The church of Malate, built by the Augustinians in 1588, is one of the oldest church outside of Intramuros. Its stone structure was built in 1591. Just like many old churches that I visited, Malate Church served as a beacon of history. It was damaged by earthquakes. The original stone church was demolished in 1667 by the colonial government due to fear of an invasion of the Chinese pirate Koxinga.
|Malate Churh in 1831 as painted by the Frenchman Cyrille Pierre Théodore Laplace's Voyage Autour du Monde par les Mers de l’Inde et de Chine.
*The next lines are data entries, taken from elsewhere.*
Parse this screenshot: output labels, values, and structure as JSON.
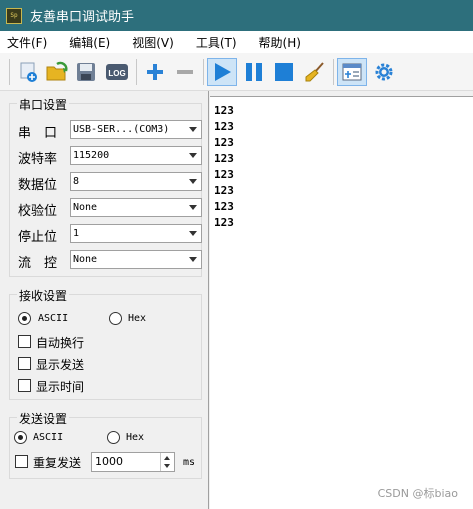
{
  "window": {
    "title": "友善串口调试助手",
    "icon_text": "Sp"
  },
  "menu": [
    "文件(F)",
    "编辑(E)",
    "视图(V)",
    "工具(T)",
    "帮助(H)"
  ],
  "toolbar": [
    {
      "name": "new-connection-button",
      "icon": "plus-document-icon"
    },
    {
      "name": "open-button",
      "icon": "folder-open-icon"
    },
    {
      "name": "save-button",
      "icon": "floppy-disk-icon"
    },
    {
      "name": "log-button",
      "icon": "log-icon",
      "text": "LOG"
    },
    {
      "name": "add-button",
      "icon": "plus-icon"
    },
    {
      "name": "remove-button",
      "icon": "minus-icon"
    },
    {
      "name": "start-button",
      "icon": "play-icon",
      "active": true
    },
    {
      "name": "pause-button",
      "icon": "pause-icon"
    },
    {
      "name": "stop-button",
      "icon": "stop-icon"
    },
    {
      "name": "clear-button",
      "icon": "broom-icon"
    },
    {
      "name": "layout-button",
      "icon": "window-layout-icon",
      "active": true
    },
    {
      "name": "settings-button",
      "icon": "gear-icon"
    }
  ],
  "serial": {
    "title": "串口设置",
    "rows": [
      {
        "label": "串　口",
        "value": "USB-SER...(COM3)"
      },
      {
        "label": "波特率",
        "value": "115200"
      },
      {
        "label": "数据位",
        "value": "8"
      },
      {
        "label": "校验位",
        "value": "None"
      },
      {
        "label": "停止位",
        "value": "1"
      },
      {
        "label": "流　控",
        "value": "None"
      }
    ]
  },
  "receive": {
    "title": "接收设置",
    "ascii": "ASCII",
    "hex": "Hex",
    "mode": "ascii",
    "auto_newline": "自动换行",
    "show_send": "显示发送",
    "show_time": "显示时间"
  },
  "send": {
    "title": "发送设置",
    "ascii": "ASCII",
    "hex": "Hex",
    "mode": "ascii",
    "repeat": "重复发送",
    "interval": "1000",
    "unit": "ms"
  },
  "output": {
    "lines": [
      "123",
      "123",
      "123",
      "123",
      "123",
      "123",
      "123",
      "123"
    ]
  },
  "watermark": "CSDN @标biao",
  "colors": {
    "titlebar": "#2d6f7c",
    "accent": "#1e7fd6"
  }
}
Notice the nipa houses and trees, and the Manila Bay is so near the church. (Source: Filipino eScribbles, seen from Wikipedia)|
The British used Malate Church as headquarters during their invasion in 1762. It was then destroyed by a typhoon in 1868. The destruction of the church didn't make the faith of its parishioners falter. Together with their parish priest, the parishioners (who were mostly poor fishermen) asked for funds around Manila and the neighboring provinces.
The church rebuilt by the sweat and blood of the residents of Malate was burned during World War 2 with only the walls remained standing. The current structure of Malate Church, a good blending of Muslim and baroque architecture, was built by the Columban fathers.
Malate Church is not that spacious. I felt the wall pressing all around me. The good thing is that I feel the oldness of the church. That I am walked the very same aisle where generations and generations of Catholics had walked.
What I like is the Stations of the Cross because the painting looks great. My favorite is this image of sinners nailing our Lord to the cross.
Just like the first two churches that I featured for this year's virtual Visita Iglesia, Malate Church was also dedicated to Mama Mary, under her title as Our Lady of Good Remedies. Her image was brought by Augustinian Friar Juan de Guevara from Spain in 1624.
|Malate Church's icon of Our Lady of Good Remedies (Source: Wikipedia)|
Devotion to Our Lady of Good Remedies became popular that it even spread to the provinces. In Pangasinan they have the “Virgin of Malate” and she is also hailed as the Queen of the Pampangeños.
I enjoyed my very short visit to Malate Church. I do wish to visit it again, especially now that bones and other relics of the past were unearthed at this church. Malate Church is truly a time capsule of Manila's history.
Plenty of information about Malate Church on this blog post was obtained from the Malate Church website and the Malate Church article in Wikipedia.
Visita Iglesia is a Catholic tradition of visiting seven churches during Maundy Thursday. For each day, this Holy Week, I will feature one church as a sort of virtual Visita Iglesia.